→ DATA TO EXAMINE
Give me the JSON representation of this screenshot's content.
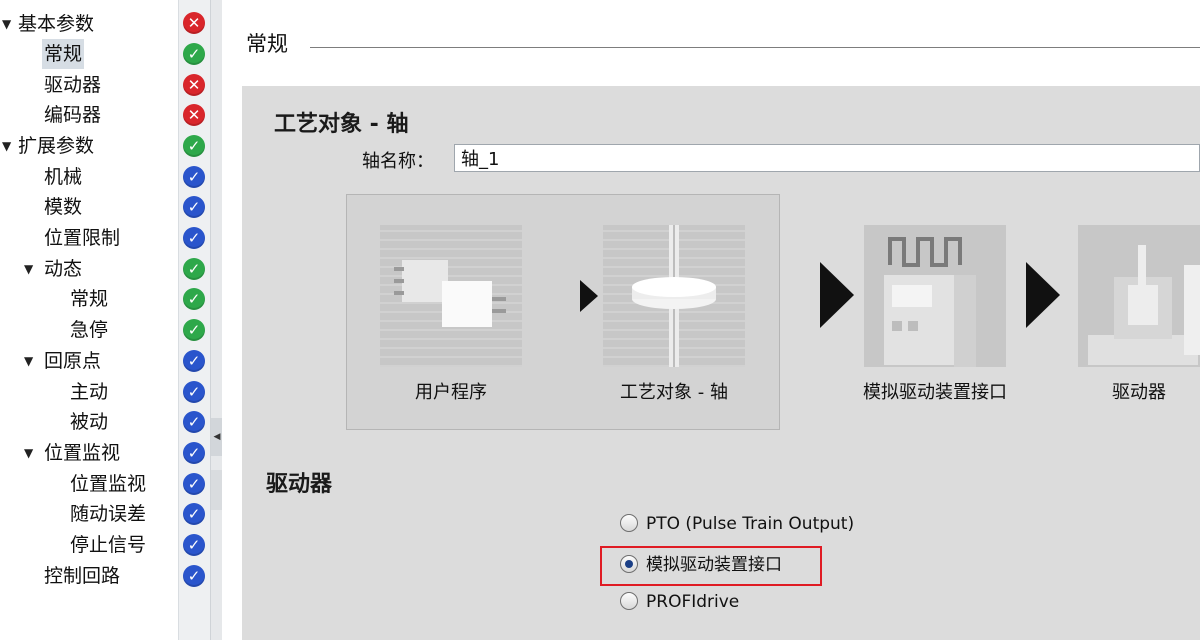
{
  "tree": {
    "items": [
      {
        "label": "基本参数",
        "status": "error"
      },
      {
        "label": "常规",
        "status": "ok"
      },
      {
        "label": "驱动器",
        "status": "error"
      },
      {
        "label": "编码器",
        "status": "error"
      },
      {
        "label": "扩展参数",
        "status": "ok"
      },
      {
        "label": "机械",
        "status": "info"
      },
      {
        "label": "模数",
        "status": "info"
      },
      {
        "label": "位置限制",
        "status": "info"
      },
      {
        "label": "动态",
        "status": "ok"
      },
      {
        "label": "常规",
        "status": "ok"
      },
      {
        "label": "急停",
        "status": "ok"
      },
      {
        "label": "回原点",
        "status": "info"
      },
      {
        "label": "主动",
        "status": "info"
      },
      {
        "label": "被动",
        "status": "info"
      },
      {
        "label": "位置监视",
        "status": "info"
      },
      {
        "label": "位置监视",
        "status": "info"
      },
      {
        "label": "随动误差",
        "status": "info"
      },
      {
        "label": "停止信号",
        "status": "info"
      },
      {
        "label": "控制回路",
        "status": "info"
      }
    ],
    "status_icons": {
      "error": "error-icon",
      "ok": "check-icon",
      "info": "info-check-icon"
    },
    "colors": {
      "error": "#d9262b",
      "ok": "#2ea84a",
      "info": "#2a55cc"
    }
  },
  "main": {
    "section_title": "常规",
    "heading": "工艺对象 - 轴",
    "axis_name_label": "轴名称：",
    "axis_name_value": "轴_1",
    "diagram": {
      "user_program": "用户程序",
      "technology_object": "工艺对象 - 轴",
      "analog_interface": "模拟驱动装置接口",
      "drive": "驱动器"
    },
    "drive_heading": "驱动器",
    "drive_options": [
      {
        "label": "PTO (Pulse Train Output)",
        "selected": false
      },
      {
        "label": "模拟驱动装置接口",
        "selected": true
      },
      {
        "label": "PROFIdrive",
        "selected": false
      }
    ],
    "highlight_color": "#e01b24"
  }
}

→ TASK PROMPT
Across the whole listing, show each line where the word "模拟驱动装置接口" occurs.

→ REPLY
      "analog_interface": "模拟驱动装置接口",
        "label": "模拟驱动装置接口",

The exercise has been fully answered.